A. Many people do not realize that prolonged contact with deodorants and antiperspirants may cause permanent damage. Combined with the effects of perspiration, the damage can be extensive. The most frequent damage is caused by overuse of these products, or infrequent cleanings. This leads to the buildup of a stiff, caked-up residue or to fabric damage.To prevent chemical damage, do not overuse the product and allow it to dry before dressing. Wear dress shield with silk garments.To remove the residue on washable garments, wash as soon as possible after wear in the hottest water safe for the fabric. Soaking in a detergent containing enzymes or an enzyme presoak may be necessary. If the stain remains, try using three percent hydrogen peroxide or chlorine bleach, according to fiber type or care label instructions. Before using, test for colorfastness.

Q. How should I clean my rayon garments? 
A. First we must remember that rayon is a manufactured fiber composed of regenerated cellulose derived from wood pulp or cotton linters. It is absorbent and comfortable to wear. There are different forms of the fiber know as rayon, viscose, cuprammonium, high-wet modulus and lyocel sold as Tencel™. With the exception of lyocel, rayon is very sensitive to water. Many dyes applied to rayon are not colorfast and will bleed or migrate upon contact with moisture. In addition, manufacturers often add sizing to rayon in order to achieve a desired body or drape. Some sizings are water-soluble, and washing will distort the shape of the garment. Drycleaning is recommended for most rayon garments. Although substantially similar in chemical composition to rayon, lyocel can be either drycleaned or washed. However, when caring for garments made of lyocel it is important to follow the care instructions carefully. If a garment made of lyocel is washed when should have been drycleaned, it may result in excessive shrinkage and a wrinkled appearance.

Q. Does frequent drycleaning shorten the life of a garment? 
A. On the contrary, frequent cleaning prolongs the life of a garment. Not only do stains set with age, making the garment unwearable, but ground-in dirt and soil act as an abrasive, like sandpaper, causing rapid wear of fibers. Also, insects are attracted to soiled clothes and will cause further damage.

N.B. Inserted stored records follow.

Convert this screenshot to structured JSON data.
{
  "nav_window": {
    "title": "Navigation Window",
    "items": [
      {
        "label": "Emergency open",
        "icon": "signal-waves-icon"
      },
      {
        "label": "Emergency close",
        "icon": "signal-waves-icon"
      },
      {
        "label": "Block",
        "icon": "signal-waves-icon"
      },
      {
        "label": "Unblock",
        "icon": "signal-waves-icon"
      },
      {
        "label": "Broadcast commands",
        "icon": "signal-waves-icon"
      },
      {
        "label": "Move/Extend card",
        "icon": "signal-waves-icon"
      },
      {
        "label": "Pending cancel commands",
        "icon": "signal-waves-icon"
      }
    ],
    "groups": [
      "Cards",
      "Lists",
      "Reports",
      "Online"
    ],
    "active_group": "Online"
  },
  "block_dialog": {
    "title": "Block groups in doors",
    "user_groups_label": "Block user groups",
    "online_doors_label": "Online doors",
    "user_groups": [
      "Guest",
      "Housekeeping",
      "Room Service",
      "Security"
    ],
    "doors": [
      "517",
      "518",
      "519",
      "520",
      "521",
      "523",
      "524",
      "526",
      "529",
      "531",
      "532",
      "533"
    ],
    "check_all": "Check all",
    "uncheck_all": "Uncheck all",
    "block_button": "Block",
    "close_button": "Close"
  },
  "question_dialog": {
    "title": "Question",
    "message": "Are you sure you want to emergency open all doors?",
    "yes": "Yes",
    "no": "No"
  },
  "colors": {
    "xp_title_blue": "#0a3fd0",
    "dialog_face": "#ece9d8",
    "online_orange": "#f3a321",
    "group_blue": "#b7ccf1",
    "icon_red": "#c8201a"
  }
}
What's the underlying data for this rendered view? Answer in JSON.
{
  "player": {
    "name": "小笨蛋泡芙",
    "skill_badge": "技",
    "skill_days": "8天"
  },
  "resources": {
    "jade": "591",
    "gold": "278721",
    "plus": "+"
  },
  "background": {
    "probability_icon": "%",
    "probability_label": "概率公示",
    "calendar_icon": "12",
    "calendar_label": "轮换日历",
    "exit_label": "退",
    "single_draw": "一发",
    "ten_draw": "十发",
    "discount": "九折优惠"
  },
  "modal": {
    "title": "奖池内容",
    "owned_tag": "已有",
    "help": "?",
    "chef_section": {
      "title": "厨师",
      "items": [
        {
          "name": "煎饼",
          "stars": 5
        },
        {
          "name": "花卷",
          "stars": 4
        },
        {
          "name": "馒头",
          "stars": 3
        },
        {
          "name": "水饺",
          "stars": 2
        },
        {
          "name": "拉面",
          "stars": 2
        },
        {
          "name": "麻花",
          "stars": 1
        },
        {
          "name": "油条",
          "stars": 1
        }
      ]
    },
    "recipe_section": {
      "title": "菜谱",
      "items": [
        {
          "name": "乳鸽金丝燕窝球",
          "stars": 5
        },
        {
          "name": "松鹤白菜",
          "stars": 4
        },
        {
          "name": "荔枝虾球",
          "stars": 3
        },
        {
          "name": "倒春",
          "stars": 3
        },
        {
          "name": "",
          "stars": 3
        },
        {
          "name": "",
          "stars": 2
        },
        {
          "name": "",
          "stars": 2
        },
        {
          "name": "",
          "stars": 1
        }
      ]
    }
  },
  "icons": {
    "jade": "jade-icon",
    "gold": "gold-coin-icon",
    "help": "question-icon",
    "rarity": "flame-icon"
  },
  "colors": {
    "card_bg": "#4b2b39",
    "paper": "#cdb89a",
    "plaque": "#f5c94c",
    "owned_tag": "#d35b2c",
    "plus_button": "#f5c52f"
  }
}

Q. What can my professional drycleaner not do? 
A. Remove certain stains: The nature and age of the stain, plus the color construction of the fabric, sometimes make stains impossible to remove without damaging the garment. Prevent some colors from bleeding or fading: If the manufacturer does not thoroughly test the dyes to make sure they are colorfast to both solvent and water, some color may be lost during the cleaning process. This is considered the manufacturers responsibility. Prevent excessive shrinkage: If the manufacturer has failed to adequately preshrink all component parts before the garment is constructed, shrinkage may occur. Reverse worn or torn areas: Due to wear, perspiration, damage caused by insects, or liquid spills. Such holes or rips may not appear before cleaning, but they result from a previous weakening of the fibers. Prevent or correct holes caused by insects or acid spillage: Such holes may not appear before dry cleaning, but they result from a previous weakening of the fibers. Correct excessive shine on clothes: Caused by wear or extreme heat and pressure to home ironing. Correct poor home spot removal procedures! Such as color loss caused by excessive rubbing of delicate fabrics or color reactions or holes in the fabric caused by failure to rinse stain removal agents from the fabric.